“Sometimes when you hear people talk about learning to live with Covid, what seems to be suggested is that one morning we’ll wake up and not have to worry about it anymore, and not have to do anything to try to contain and control it,” she said.
“That’s not what I mean when I say ‘learning to live with it’. Instead, we will have to ask ourselves what adaptations to pre-pandemic life – face coverings, for example – might be required in the longer-term to enable us to live with it with far fewer protective measures.”
It means the death toll under this measurement, of people who tested positive for the virus in the past 28 days, remains at 9,934.
While no new deaths were reported, officials noted that register offices are now generally closed at weekends.
There were 1,432 people in hospital on Sunday with recently confirmed Covid-19, up 50 on the previous day, with 54 people in intensive care, down one.
“We are in a position where we all want to get to as much normality as possible. All of us, me included, really crave that,” Miss Sturgeon told the broadcaster.
“But we need to recognise that this virus, although we hope Omicron is milder than previous variants, this virus still takes lives and it still causes significant health impacts for people.
“So we have got to treat it seriously and not underestimate the damage that it can do.”
Before Miss Sturgeon spoke to STV, Scottish Conservative leader Douglas Ross said: “The Scottish public need to see some light at the end of the tunnel, so it’s time for the First Minister to produce a timetable on the new strategic framework that she promised.

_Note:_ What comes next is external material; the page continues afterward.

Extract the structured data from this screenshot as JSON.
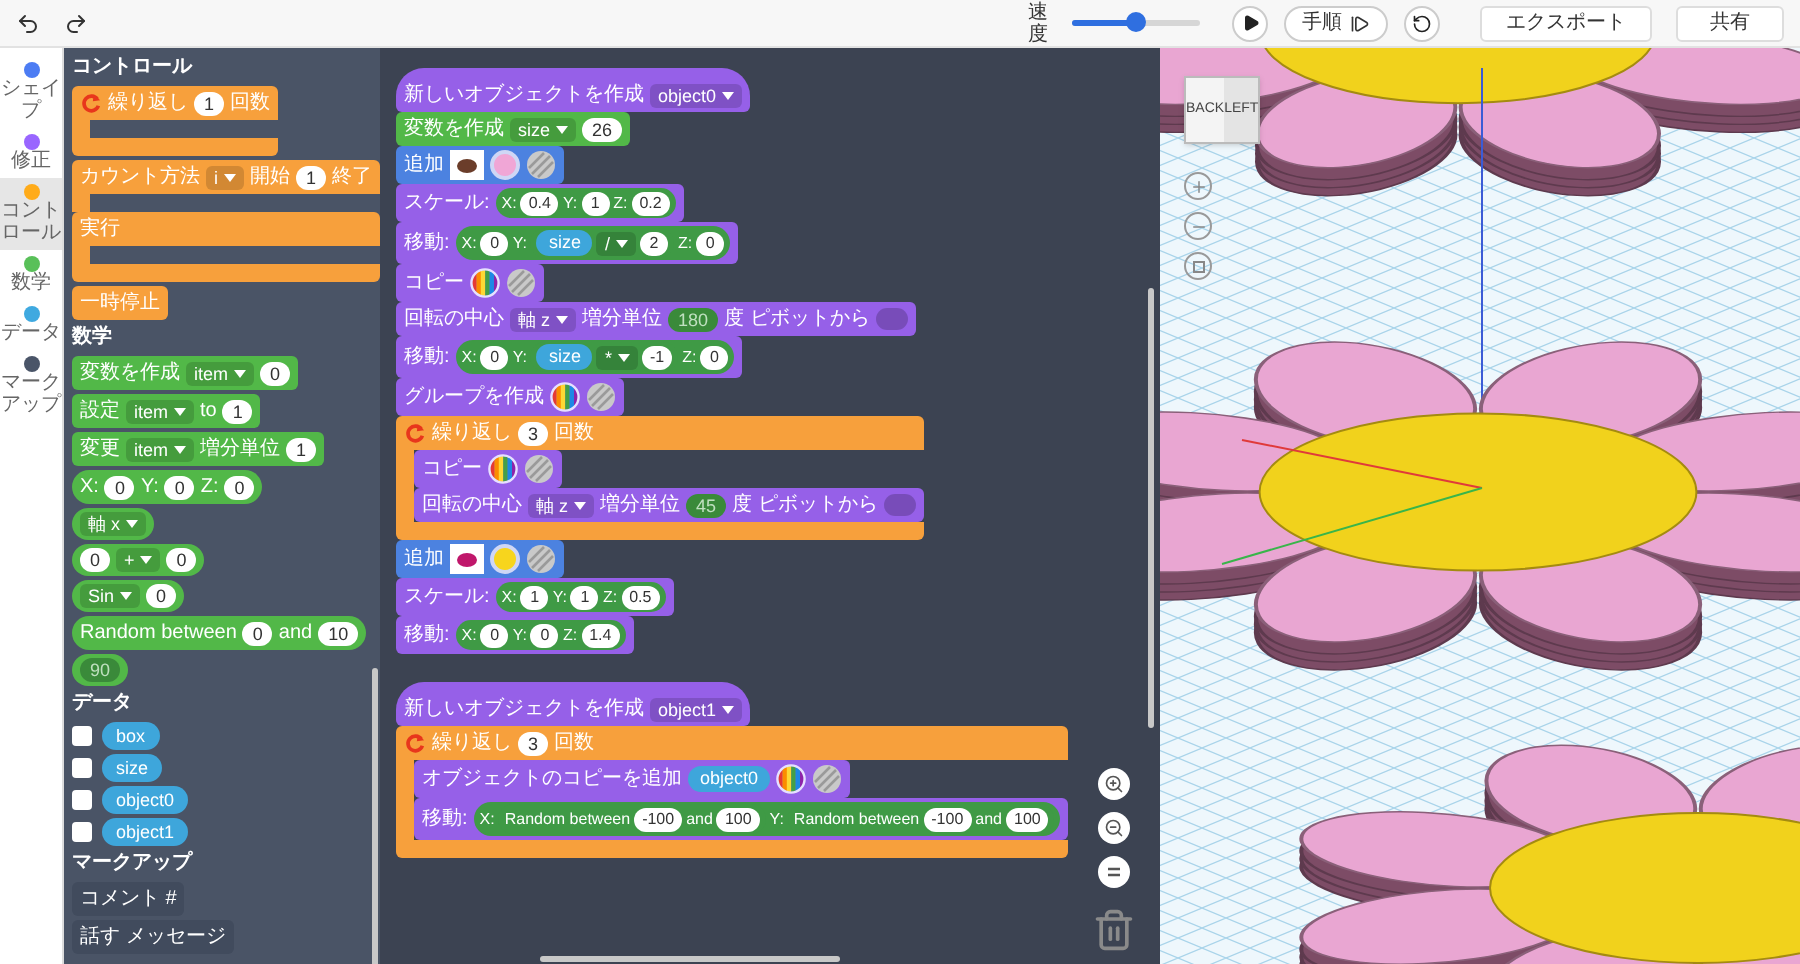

“People want reassurance that restrictions won’t stay in force for a moment longer than absolutely necessary.
“After almost two years of sacrifice, the public need to see a bold timetable from the Scottish Government that will enable us to live safely with Covid.”
And Scottish Labour’s Health and Covid Recovery spokeswoman Jackie Baillie, commenting ahead of the update on Tuesday, said it was “a chance to take a serious look at where we stand in suppressing this virus, and what the latest data is telling us”.
“We need to make sure any and all restrictions are rooted firmly in the evidence and backed up by proper financial support,” she said.
“We also need a real plan to protect health and social care, which have been pushed to breaking point due to staffing shortages. Hospitals up and down the country are struggling to cope, and the lack of social care packages are leaving vulnerable people stranded without support.”